How to Write a Sales CV

By: Together Abroad 19-09-2016

Categories:* CV / Resume,

One of the most important rules when updating or writing your C.V. is to tailor it to the job and company that you are applying for, and sales is no different. While it should be structured similarly to any other C.V., there are a few things that you can change to make yours stand out from the crowd. After all, being noticed and called for an interview is the most important outcome.

Personal Details

Having the correct contact information on your C.V. is extremely crucial. I would not expect a company to pursue you much further if they dial a wrong phone number or receive no response from an incorrect email. In your C.V., make sure to include your full name, address, phone number, and email address.
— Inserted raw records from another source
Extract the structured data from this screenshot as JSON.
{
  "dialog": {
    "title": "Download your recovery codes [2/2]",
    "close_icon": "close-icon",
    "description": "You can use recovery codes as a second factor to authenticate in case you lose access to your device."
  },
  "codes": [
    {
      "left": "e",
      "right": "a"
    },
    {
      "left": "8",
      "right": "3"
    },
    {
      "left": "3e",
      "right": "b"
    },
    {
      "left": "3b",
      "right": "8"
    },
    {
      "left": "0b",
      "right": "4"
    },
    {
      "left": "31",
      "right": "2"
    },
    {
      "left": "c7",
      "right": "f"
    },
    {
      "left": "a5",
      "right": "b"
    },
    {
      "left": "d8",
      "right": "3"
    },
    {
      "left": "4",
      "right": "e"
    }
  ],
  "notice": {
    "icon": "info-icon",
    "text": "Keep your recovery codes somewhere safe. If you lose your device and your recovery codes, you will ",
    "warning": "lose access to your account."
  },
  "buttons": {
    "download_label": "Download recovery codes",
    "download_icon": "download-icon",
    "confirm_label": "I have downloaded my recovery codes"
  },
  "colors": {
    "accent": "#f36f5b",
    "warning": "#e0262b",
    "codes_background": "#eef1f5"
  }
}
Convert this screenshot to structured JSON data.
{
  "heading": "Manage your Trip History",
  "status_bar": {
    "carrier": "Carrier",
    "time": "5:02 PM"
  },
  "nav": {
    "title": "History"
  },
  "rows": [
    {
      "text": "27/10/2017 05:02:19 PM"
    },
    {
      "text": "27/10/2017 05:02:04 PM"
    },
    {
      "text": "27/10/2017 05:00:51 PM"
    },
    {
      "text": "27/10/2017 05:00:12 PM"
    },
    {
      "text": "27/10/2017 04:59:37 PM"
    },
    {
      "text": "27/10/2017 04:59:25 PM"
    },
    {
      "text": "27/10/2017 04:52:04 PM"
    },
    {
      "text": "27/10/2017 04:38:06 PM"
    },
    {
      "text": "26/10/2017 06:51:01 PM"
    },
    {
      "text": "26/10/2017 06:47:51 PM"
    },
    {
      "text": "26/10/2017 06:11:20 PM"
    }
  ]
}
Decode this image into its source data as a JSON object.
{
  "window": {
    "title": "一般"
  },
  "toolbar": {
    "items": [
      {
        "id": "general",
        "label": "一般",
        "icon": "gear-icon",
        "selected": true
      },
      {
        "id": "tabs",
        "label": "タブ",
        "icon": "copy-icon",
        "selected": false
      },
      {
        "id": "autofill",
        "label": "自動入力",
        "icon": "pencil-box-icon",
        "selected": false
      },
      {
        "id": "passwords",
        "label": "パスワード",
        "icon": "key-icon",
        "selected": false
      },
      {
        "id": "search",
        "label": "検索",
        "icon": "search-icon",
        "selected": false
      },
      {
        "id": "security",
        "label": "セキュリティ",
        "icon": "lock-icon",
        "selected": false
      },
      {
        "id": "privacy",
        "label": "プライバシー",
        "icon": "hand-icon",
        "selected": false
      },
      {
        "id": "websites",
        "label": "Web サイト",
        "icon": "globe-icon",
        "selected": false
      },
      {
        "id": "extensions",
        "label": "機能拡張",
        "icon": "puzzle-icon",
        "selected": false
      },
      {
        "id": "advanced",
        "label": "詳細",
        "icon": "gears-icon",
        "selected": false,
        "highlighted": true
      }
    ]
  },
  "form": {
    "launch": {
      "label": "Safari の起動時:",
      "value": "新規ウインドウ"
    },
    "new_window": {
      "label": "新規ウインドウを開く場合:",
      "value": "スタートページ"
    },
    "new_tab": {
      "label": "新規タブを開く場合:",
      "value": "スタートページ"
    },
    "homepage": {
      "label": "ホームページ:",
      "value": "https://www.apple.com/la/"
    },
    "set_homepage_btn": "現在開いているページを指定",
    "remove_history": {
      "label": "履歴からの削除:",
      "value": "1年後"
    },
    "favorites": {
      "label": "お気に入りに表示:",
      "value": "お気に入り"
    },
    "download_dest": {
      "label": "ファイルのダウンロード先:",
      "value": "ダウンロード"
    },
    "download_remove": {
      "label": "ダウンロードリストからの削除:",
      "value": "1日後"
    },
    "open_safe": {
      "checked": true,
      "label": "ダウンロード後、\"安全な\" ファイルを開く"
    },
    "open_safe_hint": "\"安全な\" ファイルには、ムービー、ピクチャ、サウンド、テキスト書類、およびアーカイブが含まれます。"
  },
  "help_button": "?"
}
As an international candidate, it might be helpful to add your nationality as well. If you are applying for a position in the Netherlands, be sure to include a personal profile! This should be a short paragraph about who you are, your background, and what you are skilled or qualified to do. This is your chance to tell your story.

Work Experience

Here, you should list your most recent job experience first and go back from there. Add dates, locations, and position names, keeping in mind that your previous position in the country you had worked in could be named something else in the Netherlands. Account Manager could be a sales representative or an Accountant, apply the closest role name for the country you are applying for a job in. It is important to include what your responsibilities and tasks were at that company as well as your accomplishments, and tailor those to the job you are applying for. As a tip, start each responsibility or task with a verb such as managed, communicated, or organized.For sales representative, any experience with customer service or communication should be highlighted. If you have any gaps in your work experience, like that crazy month in Thailand or the volunteer work in Honduras, make sure to explain that here as well.


List your most recent or highest degree here, travelling backwards as you go further down. Include dates, locations, and degree specifics. Unless you do not have much work experience, there is no need to go into specifics about projects or accomplishments in school.


Go crazy with your skills here. Any and all IT skills with Microsoft Office, Coding, etc. should be listed. If you are applying for a Sales position, include all sales applications and systems you have worked with. List any knowledge or skills that might transfer over, or be helpful to the company for which you are applying.


The second worst thing you can do on a C.V. is lie. The worst thing you can do on a C.V. is lie about the languages you speak, especially if you are hired for a Mandarin speaking position and the most experience you have with Mandarin is the Chinese food menu sitting in your kitchen drawer. List ONLY the languages you actually have experience with as well as your level of Dutch, if you are applying in the Netherlands. It is ok to put “Entry-Level” for your Dutch knowledge, it looks better to employers to see that you are at least trying.


The Dutch love to learn about your hobbies and they value teamwork very much! It is good to include the actual hobbies you have. If you have any teamwork-centered hobbies, like rowing or football, it is worth mentioning here.


In a stack or system full of C.V.’s, different is what gets noticed. Since you are not applying for a stuffy, data-driven position, try out different looks to your C.V. Put some designs in the background, switch up the structure of the layout, or try some new colors. I am not saying make your background highlighter yellow with lime green font in hopes that it will get attention, but putting a bit of your personality and creativity in the makeup of your C.V. only enhances the information you have filled it with.

Ashley Herbert